It has been a reliable fact of life for investors, corporations and ordinary borrowers: interest rates, for the most part, keep heading lower.
But all of that may be about to change.
For prospective homeowners, the cost of mortgages has been going up in recent weeks.
Governments are also facing the prospect of higher borrowing costs down the road, and they are projecting increases to their debt burdens.
Savers with money in bank accounts, on the other hand, have the prospect of finally earning more than a pittance on their deposits.
The interest rate charged by lenders, often cited as the single most important factor behind economic decisions, has been steadily going down for most of the time since the early 1980s, and has fallen to historical lows since the financial crisis.

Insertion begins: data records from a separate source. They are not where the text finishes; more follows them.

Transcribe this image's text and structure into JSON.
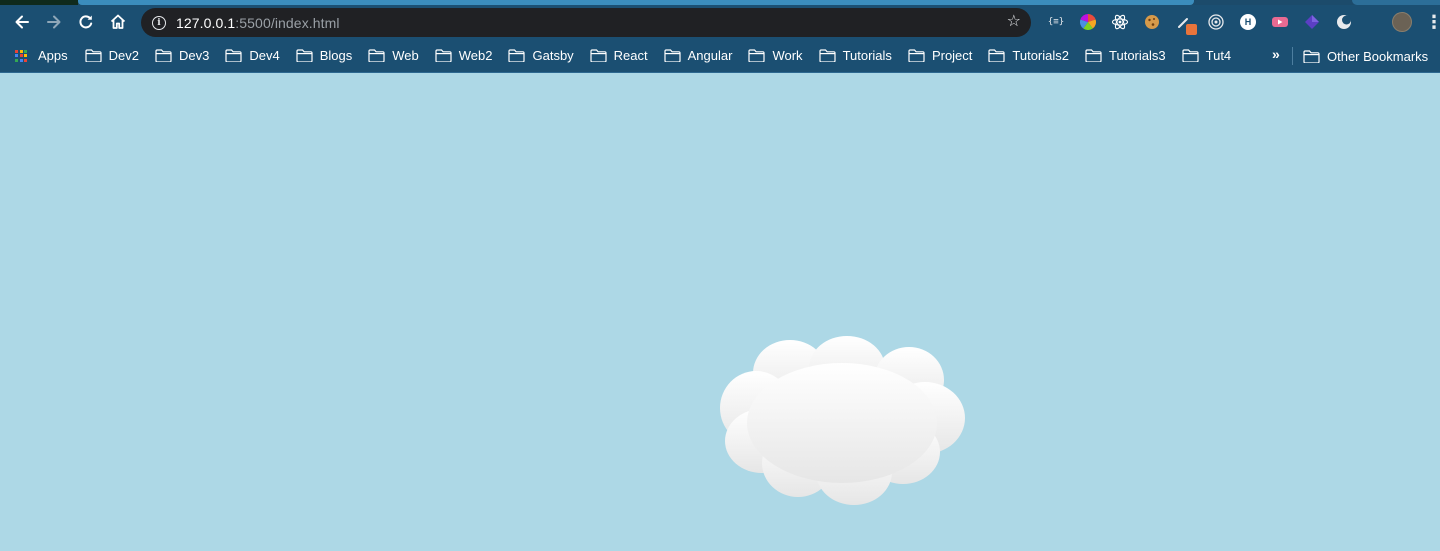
{
  "browser": {
    "url_host": "127.0.0.1",
    "url_rest": ":5500/index.html",
    "icons": {
      "back": "arrow-left-icon",
      "forward": "arrow-right-icon",
      "reload": "reload-icon",
      "home": "home-icon",
      "site_info": "info-icon",
      "bookmark_star": "star-icon",
      "menu": "kebab-menu-icon"
    },
    "extensions": [
      {
        "name": "json-viewer-extension-icon",
        "text": "{≡}"
      },
      {
        "name": "color-wheel-extension-icon"
      },
      {
        "name": "react-devtools-extension-icon"
      },
      {
        "name": "cookie-extension-icon"
      },
      {
        "name": "eyedropper-extension-icon"
      },
      {
        "name": "target-extension-icon"
      },
      {
        "name": "hosting-extension-icon",
        "text": "H"
      },
      {
        "name": "video-extension-icon"
      },
      {
        "name": "layers-extension-icon"
      },
      {
        "name": "moon-extension-icon"
      }
    ],
    "colors": {
      "toolbar": "#1b4f72",
      "omnibox": "#202124",
      "page_background": "#add8e6"
    }
  },
  "bookmarks": {
    "apps_label": "Apps",
    "folders": [
      "Dev2",
      "Dev3",
      "Dev4",
      "Blogs",
      "Web",
      "Web2",
      "Gatsby",
      "React",
      "Angular",
      "Work",
      "Tutorials",
      "Project",
      "Tutorials2",
      "Tutorials3",
      "Tut4"
    ],
    "overflow": "»",
    "other_label": "Other Bookmarks"
  },
  "page": {
    "background": "#add8e6",
    "shape": "cloud",
    "cloud_gradient": [
      "#ffffff",
      "#e6e6e6"
    ]
  }
}
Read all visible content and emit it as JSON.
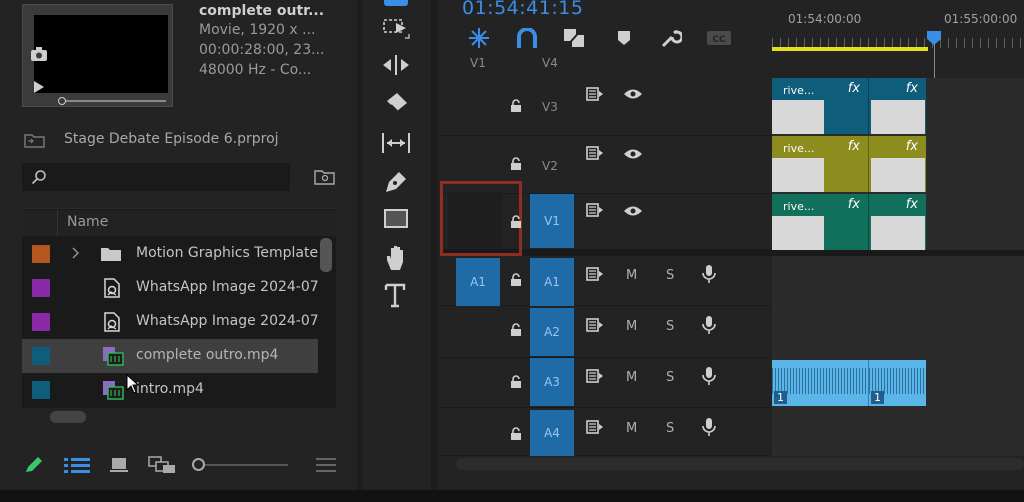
{
  "preview": {
    "name": "complete outr...",
    "line1": "Movie, 1920 x ...",
    "line2": "00:00:28:00, 23...",
    "line3": "48000 Hz - Co..."
  },
  "project": {
    "name": "Stage Debate Episode 6.prproj",
    "search_placeholder": "",
    "column_name": "Name",
    "items": [
      {
        "label": "Motion Graphics Template",
        "color": "#b5561c",
        "type": "folder"
      },
      {
        "label": "WhatsApp Image 2024-07",
        "color": "#8b2aa8",
        "type": "image"
      },
      {
        "label": "WhatsApp Image 2024-07",
        "color": "#8b2aa8",
        "type": "image"
      },
      {
        "label": "complete outro.mp4",
        "color": "#0e5d7a",
        "type": "video"
      },
      {
        "label": "intro.mp4",
        "color": "#0e5d7a",
        "type": "video"
      }
    ]
  },
  "timeline": {
    "timecode": "01:54:41:15",
    "ruler": [
      "01:54:00:00",
      "01:55:00:00"
    ],
    "src_v": "V1",
    "src_v4": "V4",
    "video_tracks": [
      {
        "label": "V3",
        "src": ""
      },
      {
        "label": "V2",
        "src": ""
      },
      {
        "label": "V1",
        "src": "V1"
      }
    ],
    "audio_tracks": [
      {
        "label": "A1",
        "src": "A1"
      },
      {
        "label": "A2",
        "src": ""
      },
      {
        "label": "A3",
        "src": ""
      },
      {
        "label": "A4",
        "src": ""
      }
    ],
    "m": "M",
    "s": "S",
    "clip_name": "rive...",
    "fx": "fx",
    "audio_clip_num": "1"
  },
  "colors": {
    "accent": "#3a8ee6",
    "v3_clip": "#0e5d7a",
    "v2_clip": "#8c8c1f",
    "v1_clip": "#11705c",
    "audio_clip": "#5ab5e8"
  }
}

Over the last few months, though, investors and banks have been demanding higher payments for their loans, pushing up interest rates and bond yields.
Story by Nathaniel Popper and Peter Eavis for the New York Times.
- Mortgage Rates Are At Record Lows
- Credit Downgrade of 15 Global Banks Could Be Costly for Consumers
- Borrowers Could See Higher Interest Rates Despite Federal Reserve Easing
- QE3 Won’t Reduce Credit Card Interest Rates
- More Americans Renting As Home Purchases Too Difficult Despite Record Low Mortgage Rates
- New Credit Card Protections Announced By The Fed